[Element data from apps and pages]
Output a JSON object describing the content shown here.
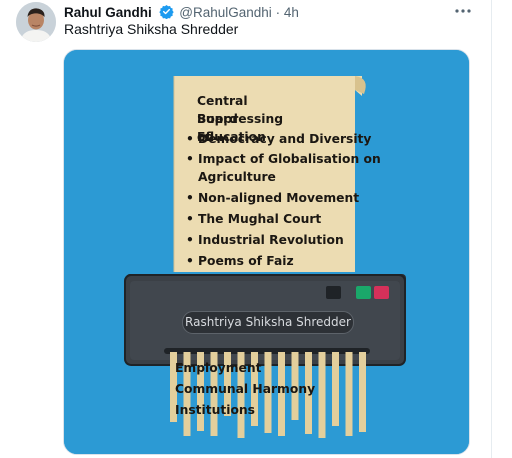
{
  "tweet": {
    "author_name": "Rahul Gandhi",
    "handle": "@RahulGandhi",
    "separator": "·",
    "time": "4h",
    "more_icon": "ellipsis-icon",
    "verified_icon": "verified-badge-icon",
    "text": "Rashtriya Shiksha Shredder"
  },
  "image": {
    "paper_title_line1": "Central Board of",
    "paper_title_line2": "Suppressing Education",
    "paper_items": [
      {
        "text": "Democracy and Diversity"
      },
      {
        "text": "Impact of Globalisation on"
      },
      {
        "text": "Agriculture",
        "continuation": true
      },
      {
        "text": "Non-aligned Movement"
      },
      {
        "text": "The Mughal Court"
      },
      {
        "text": "Industrial Revolution"
      },
      {
        "text": "Poems of Faiz"
      }
    ],
    "shredder_label": "Rashtriya Shiksha Shredder",
    "shredded_items": [
      "Employment",
      "Communal Harmony",
      "Institutions"
    ],
    "colors": {
      "background": "#2c9ad4",
      "paper": "#ecdcb2",
      "shredder": "#3b4046",
      "strip": "#e3cf9c",
      "light_green": "#1aa86a",
      "light_red": "#d6315a"
    }
  }
}
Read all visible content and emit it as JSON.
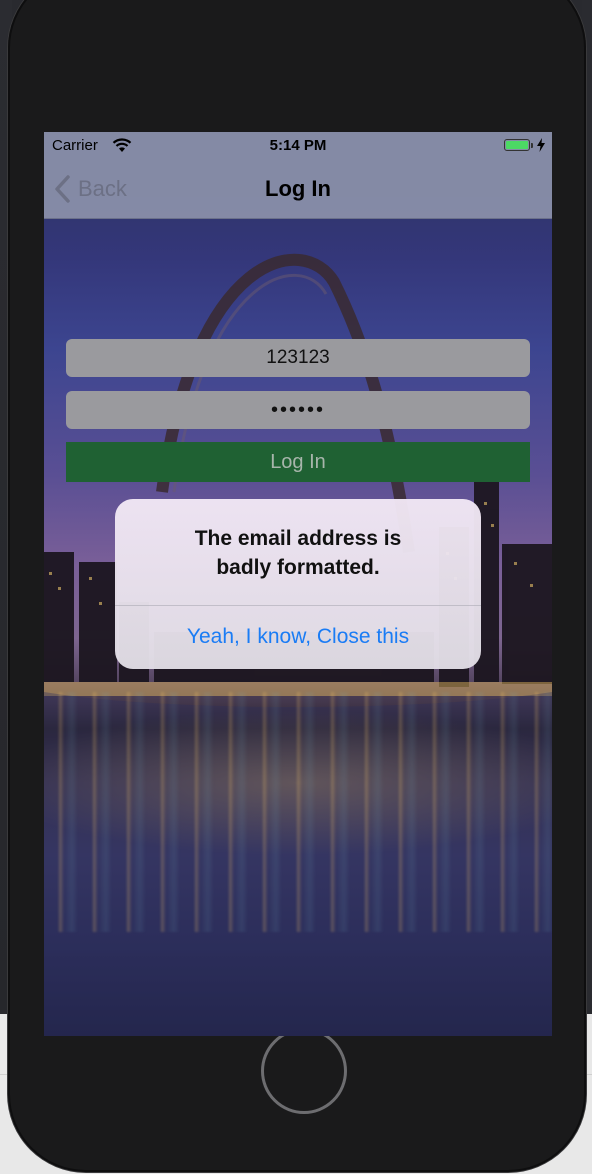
{
  "status_bar": {
    "carrier": "Carrier",
    "time": "5:14 PM",
    "icons": [
      "wifi-icon",
      "battery-icon",
      "charging-bolt-icon"
    ],
    "battery_color": "#4cd964"
  },
  "nav_bar": {
    "back_label": "Back",
    "title": "Log In"
  },
  "form": {
    "email_value": "123123",
    "password_value": "••••••",
    "login_label": "Log In",
    "login_color": "#1f6133"
  },
  "alert": {
    "message_line1": "The email address is",
    "message_line2": "badly formatted.",
    "action_label": "Yeah, I know, Close this",
    "action_color": "#1a7cf5"
  }
}
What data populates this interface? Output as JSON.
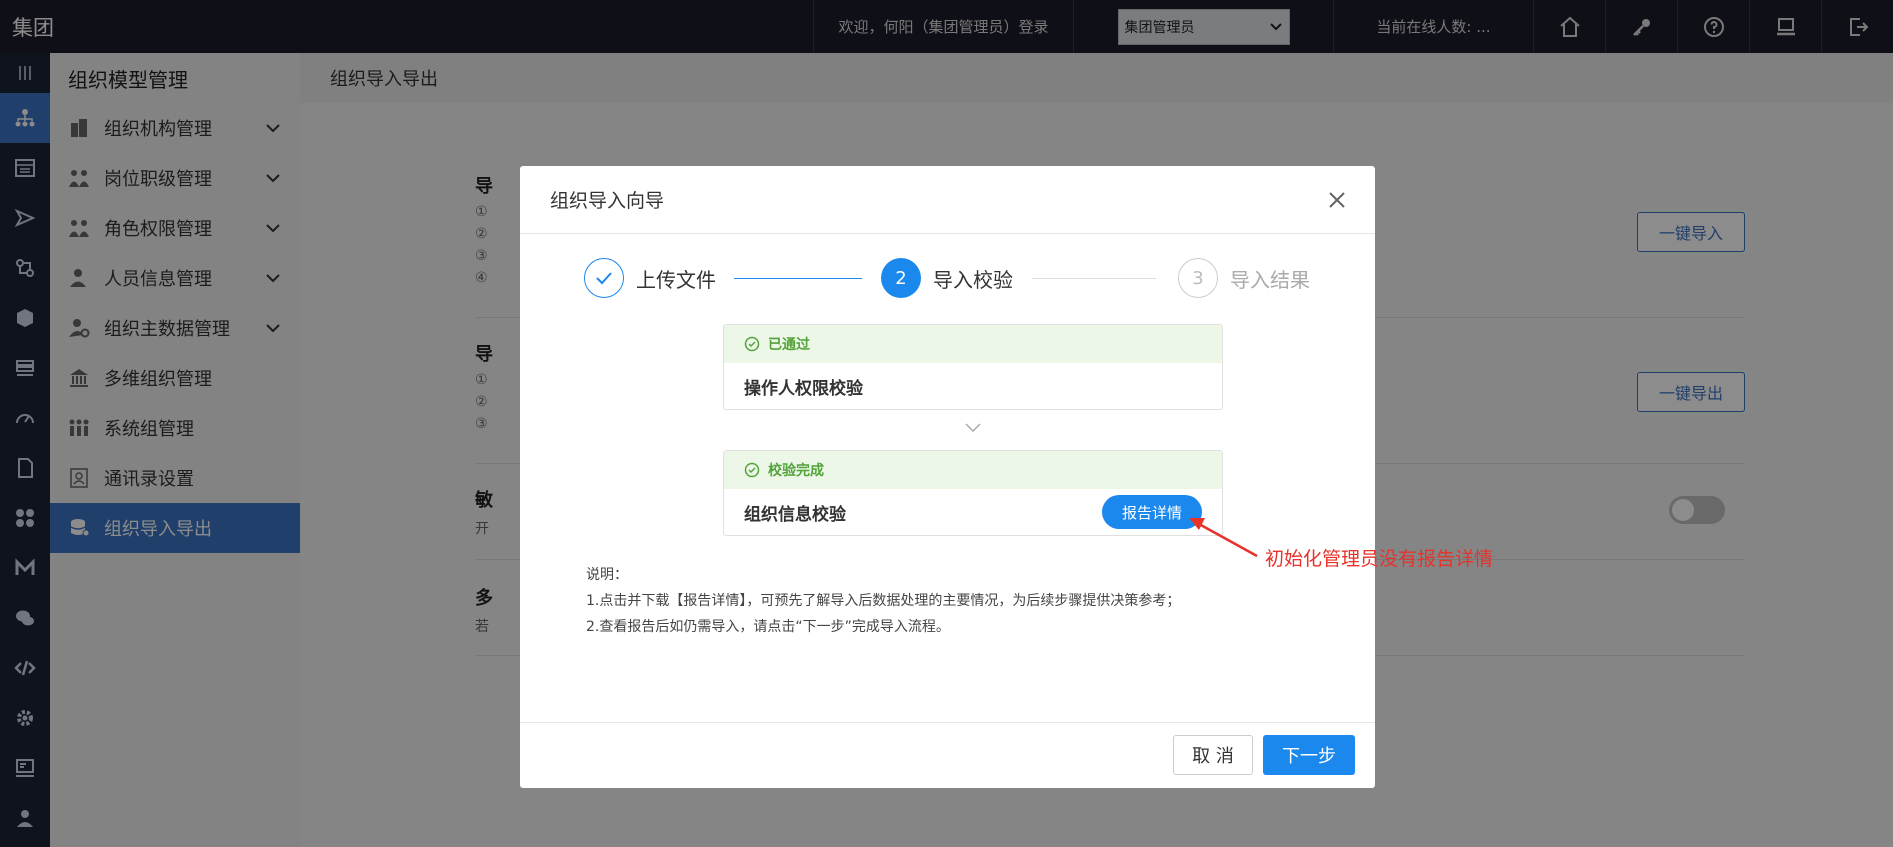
{
  "topbar": {
    "brand": "集团",
    "welcome": "欢迎，何阳（集团管理员）登录",
    "role_selected": "集团管理员",
    "online": "当前在线人数: ...",
    "icons": [
      "home-icon",
      "key-icon",
      "help-icon",
      "monitor-icon",
      "logout-icon"
    ]
  },
  "rail": {
    "items": [
      "menu-icon",
      "org-tree-icon",
      "dashboard-icon",
      "send-icon",
      "flow-icon",
      "shield-icon",
      "layers-icon",
      "gauge-icon",
      "file-icon",
      "apps-icon",
      "m-icon",
      "chat-icon",
      "code-icon",
      "settings-icon",
      "screen-icon",
      "user-icon"
    ]
  },
  "sidebar": {
    "title": "组织模型管理",
    "items": [
      {
        "label": "组织机构管理",
        "icon": "building-icon",
        "expandable": true
      },
      {
        "label": "岗位职级管理",
        "icon": "team-icon",
        "expandable": true
      },
      {
        "label": "角色权限管理",
        "icon": "role-icon",
        "expandable": true
      },
      {
        "label": "人员信息管理",
        "icon": "person-icon",
        "expandable": true
      },
      {
        "label": "组织主数据管理",
        "icon": "person-gear-icon",
        "expandable": true
      },
      {
        "label": "多维组织管理",
        "icon": "bank-icon",
        "expandable": false
      },
      {
        "label": "系统组管理",
        "icon": "group-icon",
        "expandable": false
      },
      {
        "label": "通讯录设置",
        "icon": "contact-icon",
        "expandable": false
      },
      {
        "label": "组织导入导出",
        "icon": "database-icon",
        "expandable": false
      }
    ]
  },
  "content": {
    "breadcrumb": "组织导入导出",
    "sections": [
      {
        "title": "导",
        "lines": [
          "①",
          "②",
          "③",
          "④"
        ],
        "button": "一键导入"
      },
      {
        "title": "导",
        "lines": [
          "①",
          "②",
          "③"
        ],
        "button": "一键导出"
      },
      {
        "title": "敏",
        "lines": [
          "开"
        ]
      },
      {
        "title": "多",
        "lines": [
          "若"
        ]
      }
    ]
  },
  "modal": {
    "title": "组织导入向导",
    "steps": [
      {
        "num": "✓",
        "label": "上传文件"
      },
      {
        "num": "2",
        "label": "导入校验"
      },
      {
        "num": "3",
        "label": "导入结果"
      }
    ],
    "checks": [
      {
        "status": "已通过",
        "name": "操作人权限校验"
      },
      {
        "status": "校验完成",
        "name": "组织信息校验",
        "button": "报告详情"
      }
    ],
    "notes": [
      "说明：",
      "1.点击并下载【报告详情】，可预先了解导入后数据处理的主要情况，为后续步骤提供决策参考；",
      "2.查看报告后如仍需导入，请点击“下一步”完成导入流程。"
    ],
    "cancel": "取 消",
    "next": "下一步"
  },
  "annotation": "初始化管理员没有报告详情",
  "colors": {
    "primary": "#1b88ee",
    "sidebar_active": "#3b73c4",
    "success": "#52a33a",
    "annotation": "#e8322a"
  }
}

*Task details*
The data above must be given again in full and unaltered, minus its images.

*Task solution*
Output a JSON object describing the content shown here.
{
  "tweet": {
    "author_name": "Rahul Gandhi",
    "handle": "@RahulGandhi",
    "separator": "·",
    "time": "4h",
    "more_icon": "ellipsis-icon",
    "verified_icon": "verified-badge-icon",
    "text": "Rashtriya Shiksha Shredder"
  },
  "image": {
    "paper_title_line1": "Central Board of",
    "paper_title_line2": "Suppressing Education",
    "paper_items": [
      {
        "text": "Democracy and Diversity"
      },
      {
        "text": "Impact of Globalisation on"
      },
      {
        "text": "Agriculture",
        "continuation": true
      },
      {
        "text": "Non-aligned Movement"
      },
      {
        "text": "The Mughal Court"
      },
      {
        "text": "Industrial Revolution"
      },
      {
        "text": "Poems of Faiz"
      }
    ],
    "shredder_label": "Rashtriya Shiksha Shredder",
    "shredded_items": [
      "Employment",
      "Communal Harmony",
      "Institutions"
    ],
    "colors": {
      "background": "#2c9ad4",
      "paper": "#ecdcb2",
      "shredder": "#3b4046",
      "strip": "#e3cf9c",
      "light_green": "#1aa86a",
      "light_red": "#d6315a"
    }
  }
}
Read all visible content and emit it as JSON.
{
  "status_bar": {
    "carrier": "Carrier",
    "time": "5:14 PM",
    "icons": [
      "wifi-icon",
      "battery-icon",
      "charging-bolt-icon"
    ],
    "battery_color": "#4cd964"
  },
  "nav_bar": {
    "back_label": "Back",
    "title": "Log In"
  },
  "form": {
    "email_value": "123123",
    "password_value": "••••••",
    "login_label": "Log In",
    "login_color": "#1f6133"
  },
  "alert": {
    "message_line1": "The email address is",
    "message_line2": "badly formatted.",
    "action_label": "Yeah, I know, Close this",
    "action_color": "#1a7cf5"
  }
}
What data populates this interface? Output as JSON.
{
  "topbar": {
    "brand": "集团",
    "welcome": "欢迎，何阳（集团管理员）登录",
    "role_selected": "集团管理员",
    "online": "当前在线人数: ...",
    "icons": [
      "home-icon",
      "key-icon",
      "help-icon",
      "monitor-icon",
      "logout-icon"
    ]
  },
  "rail": {
    "items": [
      "menu-icon",
      "org-tree-icon",
      "dashboard-icon",
      "send-icon",
      "flow-icon",
      "shield-icon",
      "layers-icon",
      "gauge-icon",
      "file-icon",
      "apps-icon",
      "m-icon",
      "chat-icon",
      "code-icon",
      "settings-icon",
      "screen-icon",
      "user-icon"
    ]
  },
  "sidebar": {
    "title": "组织模型管理",
    "items": [
      {
        "label": "组织机构管理",
        "icon": "building-icon",
        "expandable": true
      },
      {
        "label": "岗位职级管理",
        "icon": "team-icon",
        "expandable": true
      },
      {
        "label": "角色权限管理",
        "icon": "role-icon",
        "expandable": true
      },
      {
        "label": "人员信息管理",
        "icon": "person-icon",
        "expandable": true
      },
      {
        "label": "组织主数据管理",
        "icon": "person-gear-icon",
        "expandable": true
      },
      {
        "label": "多维组织管理",
        "icon": "bank-icon",
        "expandable": false
      },
      {
        "label": "系统组管理",
        "icon": "group-icon",
        "expandable": false
      },
      {
        "label": "通讯录设置",
        "icon": "contact-icon",
        "expandable": false
      },
      {
        "label": "组织导入导出",
        "icon": "database-icon",
        "expandable": false
      }
    ]
  },
  "content": {
    "breadcrumb": "组织导入导出",
    "sections": [
      {
        "title": "导",
        "lines": [
          "①",
          "②",
          "③",
          "④"
        ],
        "button": "一键导入"
      },
      {
        "title": "导",
        "lines": [
          "①",
          "②",
          "③"
        ],
        "button": "一键导出"
      },
      {
        "title": "敏",
        "lines": [
          "开"
        ]
      },
      {
        "title": "多",
        "lines": [
          "若"
        ]
      }
    ]
  },
  "modal": {
    "title": "组织导入向导",
    "steps": [
      {
        "num": "✓",
        "label": "上传文件"
      },
      {
        "num": "2",
        "label": "导入校验"
      },
      {
        "num": "3",
        "label": "导入结果"
      }
    ],
    "checks": [
      {
        "status": "已通过",
        "name": "操作人权限校验"
      },
      {
        "status": "校验完成",
        "name": "组织信息校验",
        "button": "报告详情"
      }
    ],
    "notes": [
      "说明：",
      "1.点击并下载【报告详情】，可预先了解导入后数据处理的主要情况，为后续步骤提供决策参考；",
      "2.查看报告后如仍需导入，请点击“下一步”完成导入流程。"
    ],
    "cancel": "取 消",
    "next": "下一步"
  },
  "annotation": "初始化管理员没有报告详情",
  "colors": {
    "primary": "#1b88ee",
    "sidebar_active": "#3b73c4",
    "success": "#52a33a",
    "annotation": "#e8322a"
  }
}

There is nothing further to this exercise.